Go through the records below and set each one down exactly, leaving out any pictures.

= Beginning of Section =

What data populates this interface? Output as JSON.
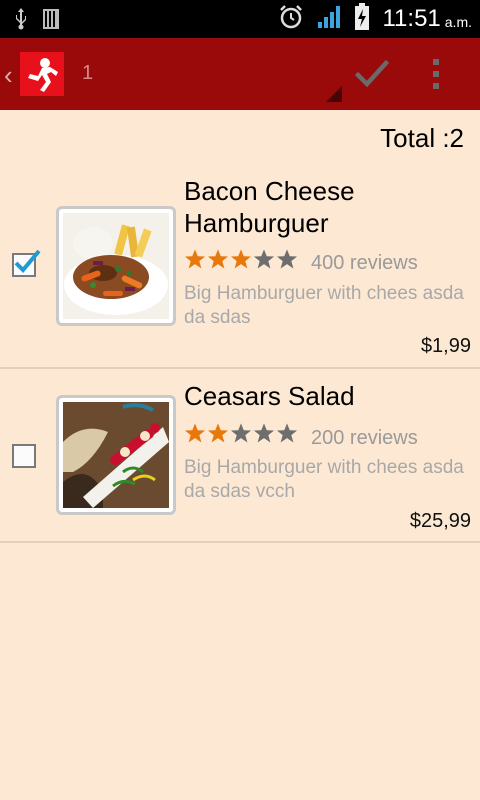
{
  "status_bar": {
    "time": "11:51",
    "ampm": "a.m.",
    "icons": [
      "usb-icon",
      "sd-card-icon",
      "alarm-icon",
      "signal-icon",
      "battery-charging-icon"
    ]
  },
  "action_bar": {
    "count": "1",
    "icons": [
      "back-chevron-icon",
      "app-logo-icon",
      "checkmark-icon",
      "overflow-menu-icon"
    ],
    "accent_color": "#9b0a0a"
  },
  "summary": {
    "total_label": "Total :2"
  },
  "items": [
    {
      "title": "Bacon Cheese Hamburguer",
      "rating": 3,
      "rating_max": 5,
      "reviews": "400 reviews",
      "description": "Big Hamburguer with chees asda da sdas",
      "price": "$1,99",
      "checked": true
    },
    {
      "title": "Ceasars Salad",
      "rating": 2,
      "rating_max": 5,
      "reviews": "200 reviews",
      "description": "Big Hamburguer with chees asda da sdas vcch",
      "price": "$25,99",
      "checked": false
    }
  ],
  "colors": {
    "background": "#fde9d3",
    "star_filled": "#e8780c",
    "star_empty": "#6e6e6e",
    "checkbox_accent": "#1e9ad6"
  }
}
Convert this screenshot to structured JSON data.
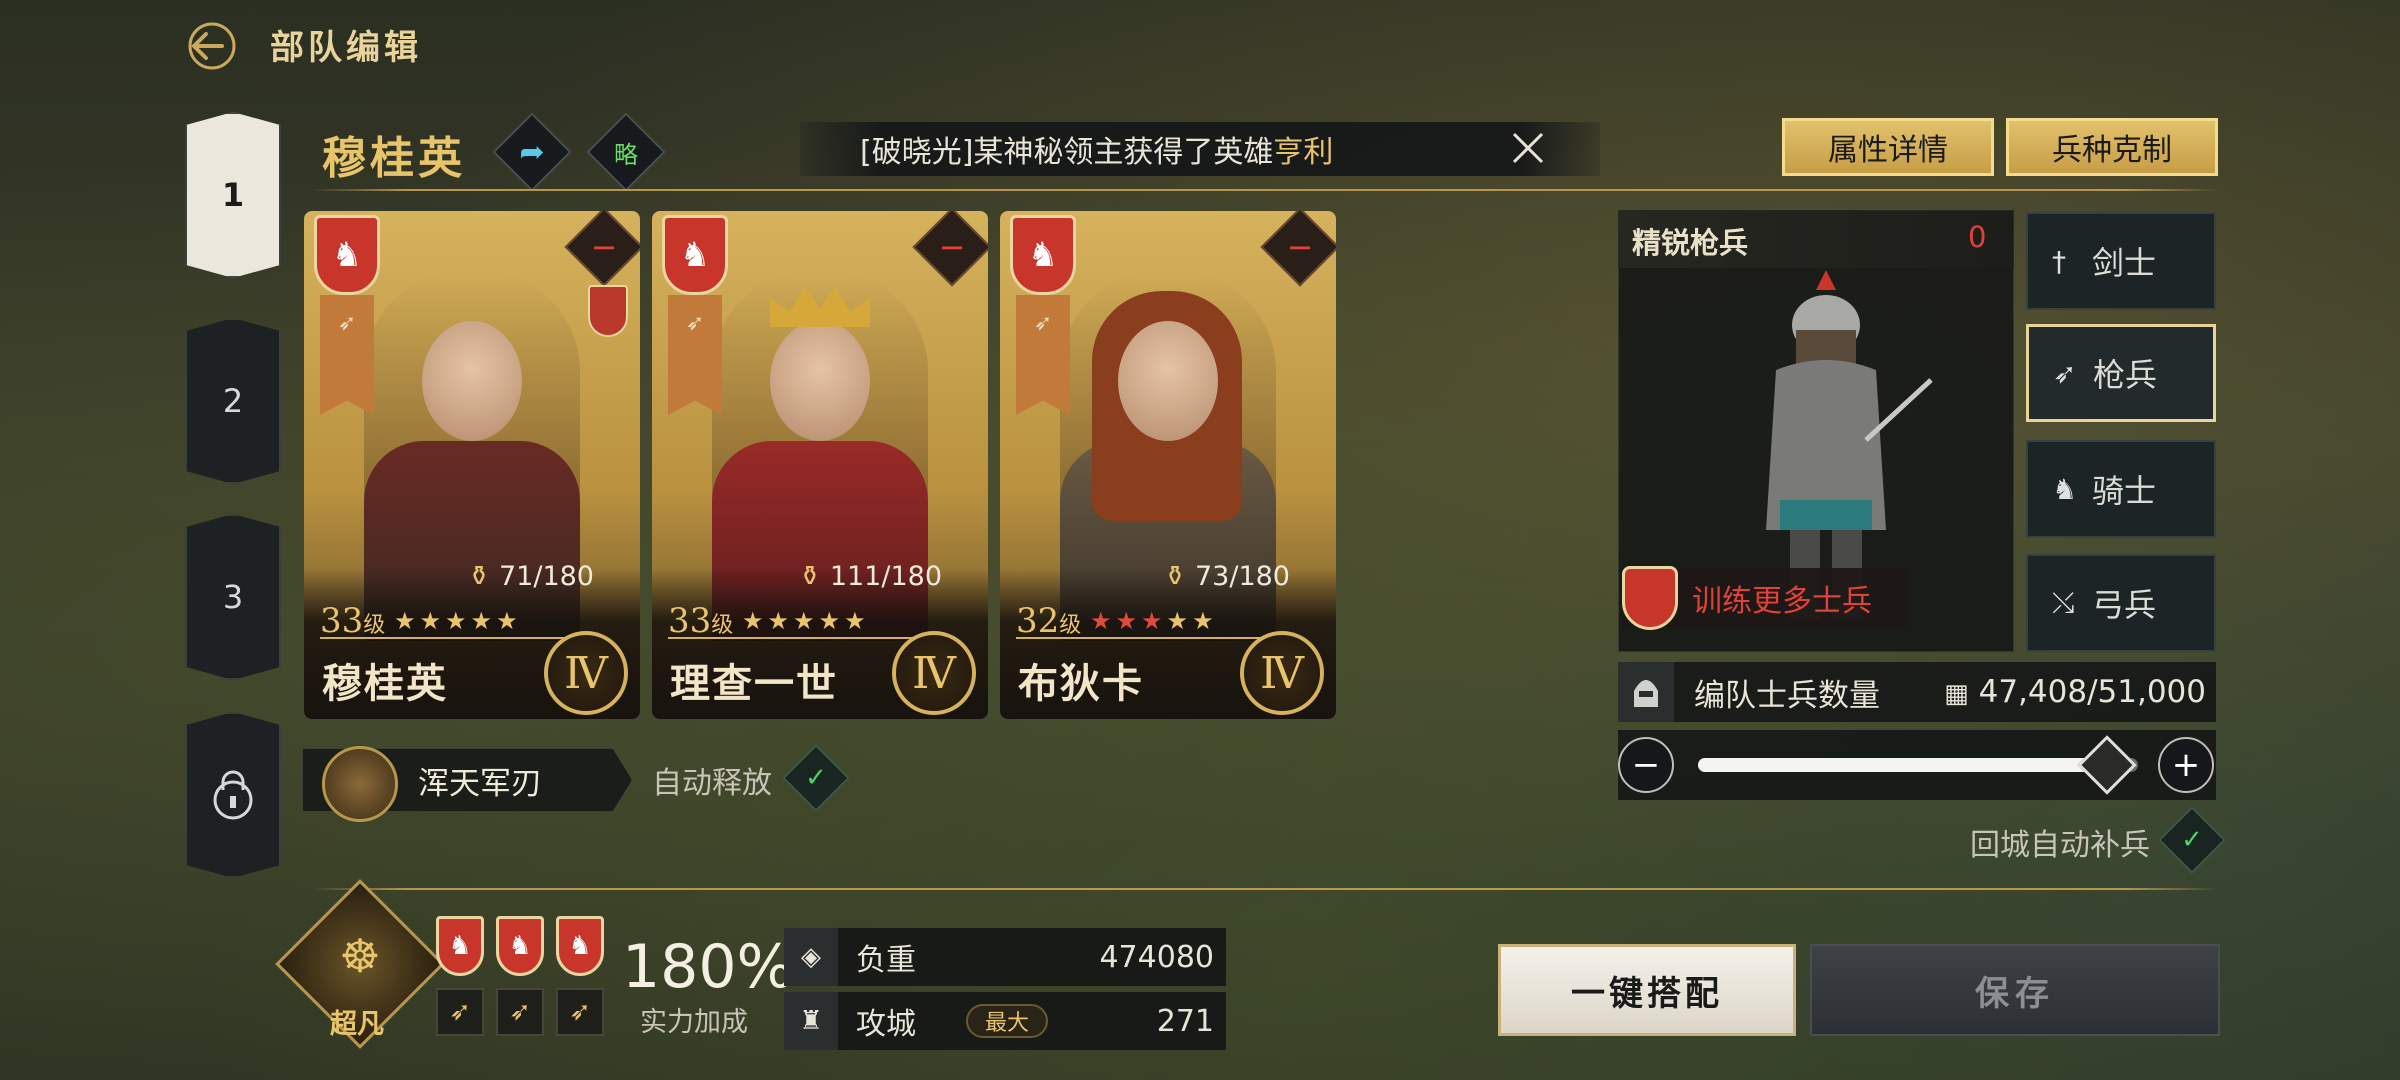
{
  "header": {
    "title": "部队编辑",
    "back_icon": "back-arrow-icon"
  },
  "slots": [
    {
      "label": "1",
      "active": true
    },
    {
      "label": "2",
      "active": false
    },
    {
      "label": "3",
      "active": false
    },
    {
      "label": "",
      "locked": true,
      "icon": "lock-icon"
    }
  ],
  "commander": {
    "name": "穆桂英",
    "share_icon": "share-arrow-icon",
    "strategy_label": "略"
  },
  "news": {
    "prefix": "[破晓光]某神秘领主获得了英雄",
    "hero": "亨利",
    "icon": "close-icon"
  },
  "buttons": {
    "attr_details": "属性详情",
    "counter": "兵种克制",
    "auto_match": "一键搭配",
    "save": "保存"
  },
  "heroes": [
    {
      "name": "穆桂英",
      "level": "33",
      "level_unit": "级",
      "exp": "71/180",
      "rank": "Ⅳ",
      "stars": "★★★★★",
      "star_color": "#e8c46a"
    },
    {
      "name": "理查一世",
      "level": "33",
      "level_unit": "级",
      "exp": "111/180",
      "rank": "Ⅳ",
      "stars": "★★★★★",
      "star_color": "#e8c46a"
    },
    {
      "name": "布狄卡",
      "level": "32",
      "level_unit": "级",
      "exp": "73/180",
      "rank": "Ⅳ",
      "stars": "★★★★★",
      "star_color": "#e04a3a"
    }
  ],
  "skill": {
    "name": "浑天军刃",
    "auto_release": "自动释放"
  },
  "troop": {
    "title": "精锐枪兵",
    "count": "0",
    "train": "训练更多士兵",
    "types": [
      {
        "label": "剑士",
        "icon": "sword-icon",
        "active": false
      },
      {
        "label": "枪兵",
        "icon": "spear-icon",
        "active": true
      },
      {
        "label": "骑士",
        "icon": "horse-icon",
        "active": false
      },
      {
        "label": "弓兵",
        "icon": "bow-icon",
        "active": false
      }
    ],
    "formation_label": "编队士兵数量",
    "formation_value": "47,408/51,000",
    "slider_fraction": 0.93,
    "auto_refill": "回城自动补兵"
  },
  "bottom": {
    "emblem_label": "超凡",
    "power_value": "180%",
    "power_label": "实力加成",
    "load_label": "负重",
    "load_value": "474080",
    "siege_label": "攻城",
    "siege_tag": "最大",
    "siege_value": "271"
  },
  "colors": {
    "accent_gold": "#e8c46a",
    "danger_red": "#e0413a",
    "check_green": "#4bd46a"
  }
}
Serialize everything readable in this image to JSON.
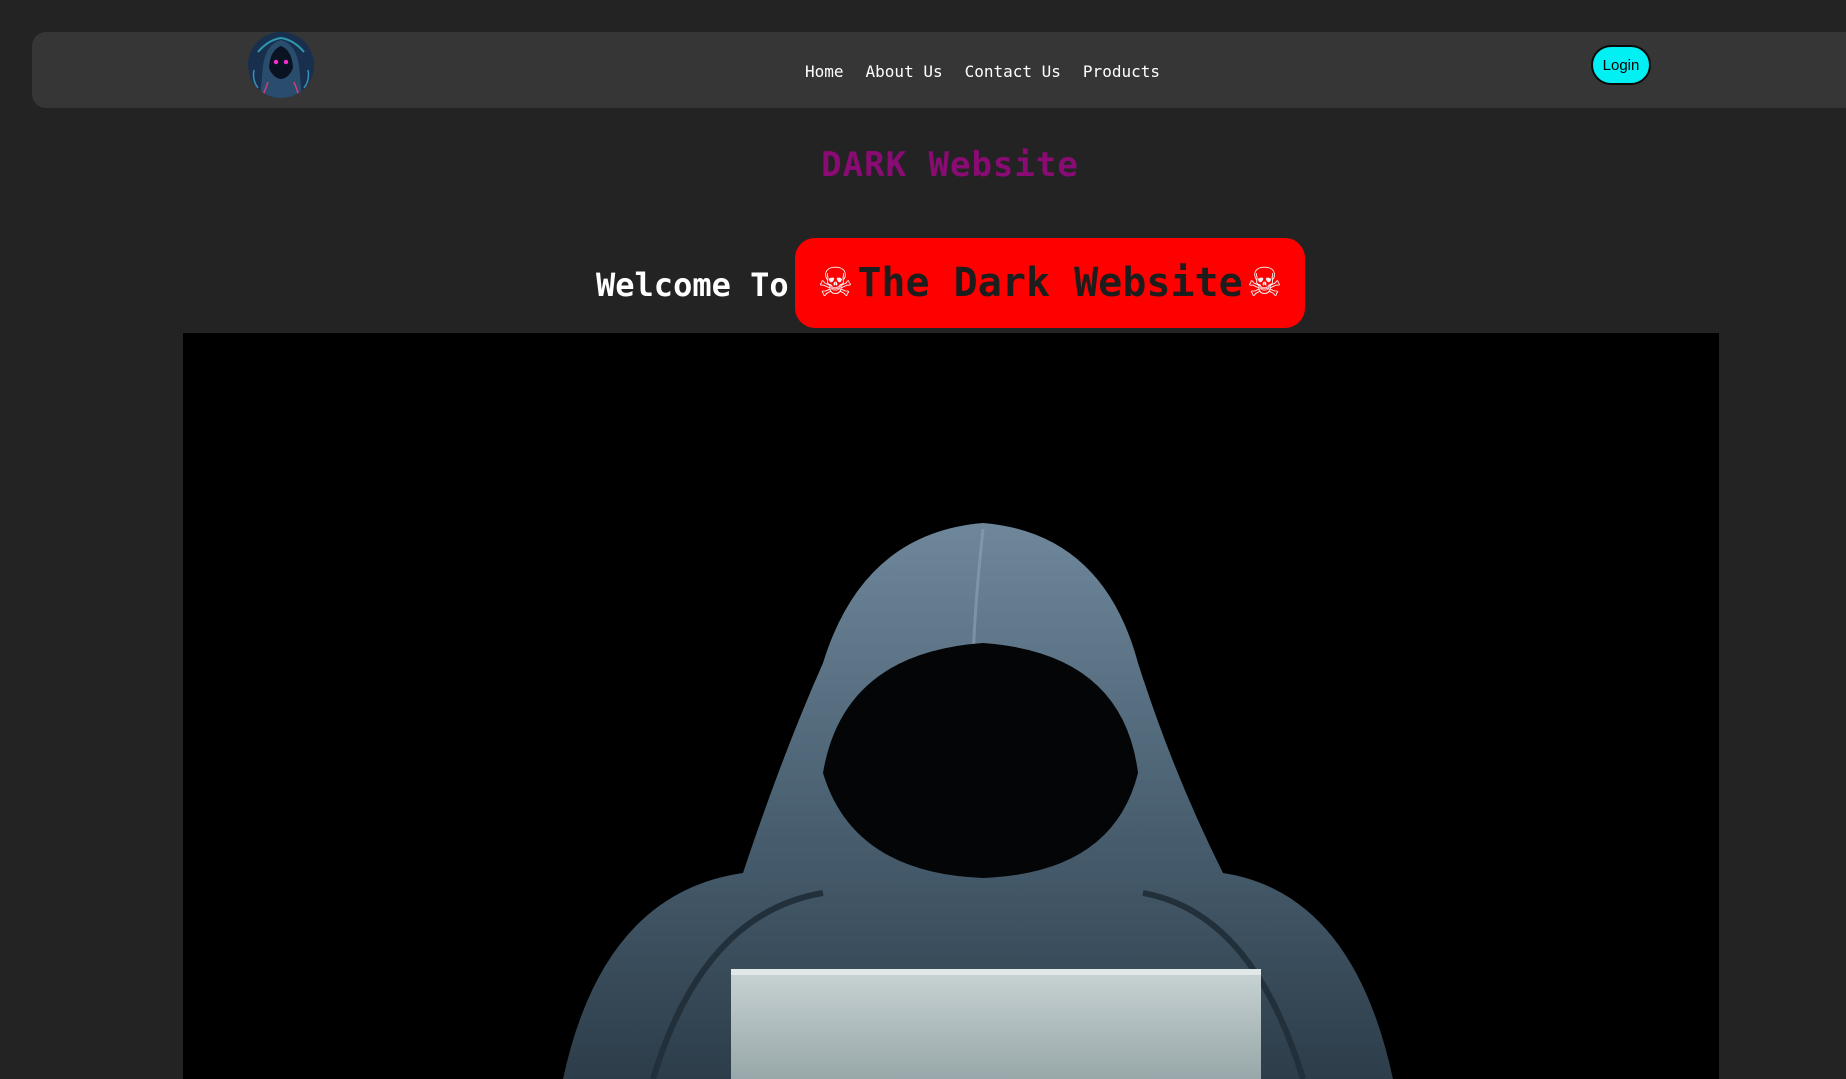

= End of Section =

§ Solution to this task:
What data populates this interface? Output as JSON.
{
  "status_bar": {
    "time": "11:51",
    "ampm": "a.m.",
    "icons": [
      "usb-icon",
      "sd-card-icon",
      "alarm-icon",
      "signal-icon",
      "battery-charging-icon"
    ]
  },
  "action_bar": {
    "count": "1",
    "icons": [
      "back-chevron-icon",
      "app-logo-icon",
      "checkmark-icon",
      "overflow-menu-icon"
    ],
    "accent_color": "#9b0a0a"
  },
  "summary": {
    "total_label": "Total :2"
  },
  "items": [
    {
      "title": "Bacon Cheese Hamburguer",
      "rating": 3,
      "rating_max": 5,
      "reviews": "400 reviews",
      "description": "Big Hamburguer with chees asda da sdas",
      "price": "$1,99",
      "checked": true
    },
    {
      "title": "Ceasars Salad",
      "rating": 2,
      "rating_max": 5,
      "reviews": "200 reviews",
      "description": "Big Hamburguer with chees asda da sdas vcch",
      "price": "$25,99",
      "checked": false
    }
  ],
  "colors": {
    "background": "#fde9d3",
    "star_filled": "#e8780c",
    "star_empty": "#6e6e6e",
    "checkbox_accent": "#1e9ad6"
  }
}
Convert this screenshot to structured JSON data.
{
  "header": {
    "title": "部队编辑",
    "back_icon": "back-arrow-icon"
  },
  "slots": [
    {
      "label": "1",
      "active": true
    },
    {
      "label": "2",
      "active": false
    },
    {
      "label": "3",
      "active": false
    },
    {
      "label": "",
      "locked": true,
      "icon": "lock-icon"
    }
  ],
  "commander": {
    "name": "穆桂英",
    "share_icon": "share-arrow-icon",
    "strategy_label": "略"
  },
  "news": {
    "prefix": "[破晓光]某神秘领主获得了英雄",
    "hero": "亨利",
    "icon": "close-icon"
  },
  "buttons": {
    "attr_details": "属性详情",
    "counter": "兵种克制",
    "auto_match": "一键搭配",
    "save": "保存"
  },
  "heroes": [
    {
      "name": "穆桂英",
      "level": "33",
      "level_unit": "级",
      "exp": "71/180",
      "rank": "Ⅳ",
      "stars": "★★★★★",
      "star_color": "#e8c46a"
    },
    {
      "name": "理查一世",
      "level": "33",
      "level_unit": "级",
      "exp": "111/180",
      "rank": "Ⅳ",
      "stars": "★★★★★",
      "star_color": "#e8c46a"
    },
    {
      "name": "布狄卡",
      "level": "32",
      "level_unit": "级",
      "exp": "73/180",
      "rank": "Ⅳ",
      "stars": "★★★★★",
      "star_color": "#e04a3a"
    }
  ],
  "skill": {
    "name": "浑天军刃",
    "auto_release": "自动释放"
  },
  "troop": {
    "title": "精锐枪兵",
    "count": "0",
    "train": "训练更多士兵",
    "types": [
      {
        "label": "剑士",
        "icon": "sword-icon",
        "active": false
      },
      {
        "label": "枪兵",
        "icon": "spear-icon",
        "active": true
      },
      {
        "label": "骑士",
        "icon": "horse-icon",
        "active": false
      },
      {
        "label": "弓兵",
        "icon": "bow-icon",
        "active": false
      }
    ],
    "formation_label": "编队士兵数量",
    "formation_value": "47,408/51,000",
    "slider_fraction": 0.93,
    "auto_refill": "回城自动补兵"
  },
  "bottom": {
    "emblem_label": "超凡",
    "power_value": "180%",
    "power_label": "实力加成",
    "load_label": "负重",
    "load_value": "474080",
    "siege_label": "攻城",
    "siege_tag": "最大",
    "siege_value": "271"
  },
  "colors": {
    "accent_gold": "#e8c46a",
    "danger_red": "#e0413a",
    "check_green": "#4bd46a"
  }
}
Serialize everything readable in this image to JSON.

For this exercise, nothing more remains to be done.